Wallula Gap, seen from Wallula, Washington Main Street.
Two water gaps opened by the same river in Central Pennsylvania
View of water gaps cut by the Raystown Branch of the Juniata River through Evitts Mountain and Tussey Mountain, facing west from the summit of Kinton Knob, Wills Mountain, in Bedford County, Pennsylvania, with the town of Bedford in the foreground.

A water gap is an opening or notch which flowing water has carved through a mountain range. Water gaps often offer a practical route for road and rail transport to cross mountain ridges.

Geology[edit]

A water gap is usually an indication of a river that is older than the current topography. The river likely established its course when the landform was at a low elevation or by a rift in earths crust, with a very low stream gradient and a thick layer of unconsolidated sediment. The river therefore established its channel without regard for the deeper layers of rock. A later period of uplift caused increased erosion along the riverbed, exposing the underlying rock layers. As the uplift continued, the river, being large enough, continued to erode the rising land, cutting through ridges as they formed.

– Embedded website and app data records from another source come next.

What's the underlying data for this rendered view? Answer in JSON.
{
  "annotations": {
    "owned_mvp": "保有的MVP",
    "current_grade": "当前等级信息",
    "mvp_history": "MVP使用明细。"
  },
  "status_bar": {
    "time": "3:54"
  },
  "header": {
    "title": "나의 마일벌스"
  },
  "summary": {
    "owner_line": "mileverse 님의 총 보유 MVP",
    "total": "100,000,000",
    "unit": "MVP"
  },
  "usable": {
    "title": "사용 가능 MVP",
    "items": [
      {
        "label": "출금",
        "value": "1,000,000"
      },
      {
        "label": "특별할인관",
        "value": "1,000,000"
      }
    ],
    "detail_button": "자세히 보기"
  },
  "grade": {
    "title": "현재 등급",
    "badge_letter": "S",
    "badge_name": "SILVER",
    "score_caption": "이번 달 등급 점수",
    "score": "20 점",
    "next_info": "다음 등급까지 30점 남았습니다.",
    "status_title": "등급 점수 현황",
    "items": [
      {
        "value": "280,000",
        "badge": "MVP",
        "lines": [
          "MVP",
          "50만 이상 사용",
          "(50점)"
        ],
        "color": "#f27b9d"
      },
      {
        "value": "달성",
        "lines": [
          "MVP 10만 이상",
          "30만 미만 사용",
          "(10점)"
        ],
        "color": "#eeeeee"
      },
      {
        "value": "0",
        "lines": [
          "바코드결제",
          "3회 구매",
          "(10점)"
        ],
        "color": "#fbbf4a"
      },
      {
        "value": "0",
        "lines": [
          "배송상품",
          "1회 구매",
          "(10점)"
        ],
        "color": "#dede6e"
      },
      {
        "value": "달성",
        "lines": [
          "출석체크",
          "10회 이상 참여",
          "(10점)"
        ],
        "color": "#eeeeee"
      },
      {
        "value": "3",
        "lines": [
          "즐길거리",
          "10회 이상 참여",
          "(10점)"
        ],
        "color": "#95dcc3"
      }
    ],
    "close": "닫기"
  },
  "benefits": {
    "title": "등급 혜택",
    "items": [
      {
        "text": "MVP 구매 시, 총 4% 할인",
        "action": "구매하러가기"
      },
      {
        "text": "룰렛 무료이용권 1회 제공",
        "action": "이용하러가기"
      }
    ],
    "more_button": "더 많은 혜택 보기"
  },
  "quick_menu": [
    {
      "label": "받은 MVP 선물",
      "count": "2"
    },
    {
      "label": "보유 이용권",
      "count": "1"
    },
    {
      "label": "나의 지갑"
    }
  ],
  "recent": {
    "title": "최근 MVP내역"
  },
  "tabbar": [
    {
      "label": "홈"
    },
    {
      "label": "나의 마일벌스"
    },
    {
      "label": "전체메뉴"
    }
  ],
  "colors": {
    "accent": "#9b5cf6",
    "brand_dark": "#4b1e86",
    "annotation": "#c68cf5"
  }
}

Water gaps are common in the ridge-and-valley Appalachians of eastern North America.

Alternatively, a water gap can be formed through headward erosion of two streams on opposite sides of a ridge, ultimately resulting in the capture of one stream by the other.

Notable examples[edit]

See also[edit]

References[edit]